Confidentiality under Privacy Laws. Employers must also consider applicable privacy laws related to confidentiality of employee medical information. If an employer decides to perform temperature testing prior to starting work, it could result in a group or line of individuals waiting for their temperature to be taken. If an employee had a fever and was denied access to the workplace, other employees in the line may witness the individual being denied access and conclude that the individual was symptomatic (and could presume the individual had COVID-19). This could be seen as public disclosure of private facts or medical information.

National Labor Relations Act Protections. If an employee or group of employees refuses to submit to testing because of privacy concerns, an argument could be made that these individuals are participating in protected concerted activities under the National Labor Relations Act. If an employer’s policy is that an employee cannot work without submitting to the test, the employer could bar the employee from work (without pay), but the employer probably should not discipline or discharge the individuals involved

Wage and Hour Implications. Employers should also consider wage and hour implications when considering testing temperatures. At locations where individuals need to wait before having their temperatures taken, that time may be compensable waiting time under the FLSA and/or state wage and hour laws.

Occupational Safety and Health Act (OSHA). Testing employees’ temperatures might not be the most efficient way to alleviate OSHA concerns. If there are claims that an employer has not appropriately protected employees from COVID-19 under OSHA standards, there are other less invasive precautions that an employer may want to consider. To that end, OSHA’s guidance on handling a pandemic situation is helpful.

How Helpful is Temperature Measurement? Even if an employer requires employees to have their temperature taken in an effort to decrease spread among employees, it may not effectively diminish the risk of spreading the virus. Even if employees are tested for a fever before work, those who come in contact with the public or who are receiving shipments/deliveries from third parties during the course of the shift may still be at risk of contracting the virus. In addition, if an employee develops a temperature in the middle of the shift, it would go undetected based on pre-shift testing.

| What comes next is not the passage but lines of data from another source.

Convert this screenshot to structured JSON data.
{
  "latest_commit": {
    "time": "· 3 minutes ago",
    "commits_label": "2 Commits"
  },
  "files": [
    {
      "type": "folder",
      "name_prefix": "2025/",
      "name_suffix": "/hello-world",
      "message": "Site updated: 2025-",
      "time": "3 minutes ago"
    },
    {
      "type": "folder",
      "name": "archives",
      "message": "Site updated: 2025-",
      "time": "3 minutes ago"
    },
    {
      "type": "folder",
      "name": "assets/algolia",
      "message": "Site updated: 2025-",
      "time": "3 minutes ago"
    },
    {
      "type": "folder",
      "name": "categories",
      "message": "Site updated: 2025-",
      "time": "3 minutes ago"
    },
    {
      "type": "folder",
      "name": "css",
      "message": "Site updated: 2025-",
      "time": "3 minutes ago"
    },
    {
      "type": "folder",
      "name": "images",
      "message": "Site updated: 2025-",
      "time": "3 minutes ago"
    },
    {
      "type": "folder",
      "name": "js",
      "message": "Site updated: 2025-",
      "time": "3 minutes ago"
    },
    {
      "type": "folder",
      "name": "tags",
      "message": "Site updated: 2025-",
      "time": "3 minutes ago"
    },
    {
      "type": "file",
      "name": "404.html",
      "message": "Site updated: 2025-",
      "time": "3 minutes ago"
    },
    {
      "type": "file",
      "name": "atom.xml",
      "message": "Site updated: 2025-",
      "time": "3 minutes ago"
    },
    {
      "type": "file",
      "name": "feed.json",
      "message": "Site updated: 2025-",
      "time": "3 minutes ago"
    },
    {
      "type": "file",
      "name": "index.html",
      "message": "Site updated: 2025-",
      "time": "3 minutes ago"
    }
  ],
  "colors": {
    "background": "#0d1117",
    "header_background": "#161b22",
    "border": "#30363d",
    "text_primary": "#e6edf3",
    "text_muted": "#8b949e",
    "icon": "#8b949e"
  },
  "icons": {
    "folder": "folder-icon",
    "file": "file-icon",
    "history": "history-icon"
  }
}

Most importantly, employees who have a fever might not have the COVID-19 virus, and employees who have been in contact with COVID-19 might not have a fever. As of the date of this article, the CDC lists the following as symptoms of COVID-19 that may appear 2-14 days after exposure: 1) fever; 2) cough; 3) shortness of breath. The CDC lists the following as “Emergency Warning Signs”: 1) difficulty breathing or shortness of breath; 2) persistent pain or pressure in the chest; 3) new confusion or inability to arouse; and 4) bluishlips or face. Because people can be asymptomatic and/or can have the virus without having a temperature (but having other symptoms), the use of the process of taking an individual’s temperature would be an invasive way to obtain information about one symptom of COVID-19 that may or may not be present when there are other symptoms that can be seen visually with the naked eye (and therefore can be screened in a less invasive manner and/or without performing a medical examination).

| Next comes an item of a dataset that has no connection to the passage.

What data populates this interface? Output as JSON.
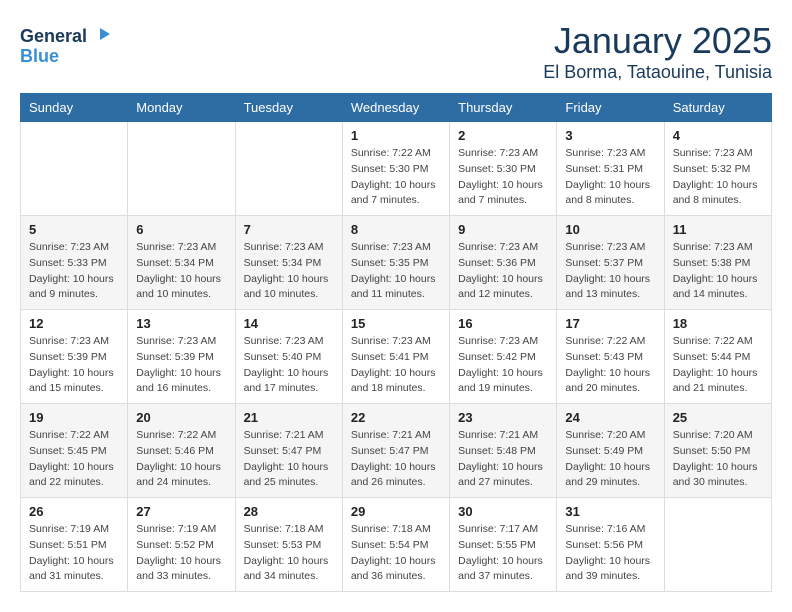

Bottom Line: Considering all of these factors, a policy to measure employee’s temperatures carries high risk might not justify the perceived benefits. As concerns about the spread of COVID-19 continue, we recommend employers continue to take additional less-invasive precautions to ensure that potentially affected employees remain out of the workplace such as monitoring visible symptoms, allowing employees to work remotely when possible, and following CDC and EEOC guidelines regarding social distancing and self-quarantine measures.

Topics: Discrimination, HR Best Practices, Labor Laws, OSHA, Wage and Hour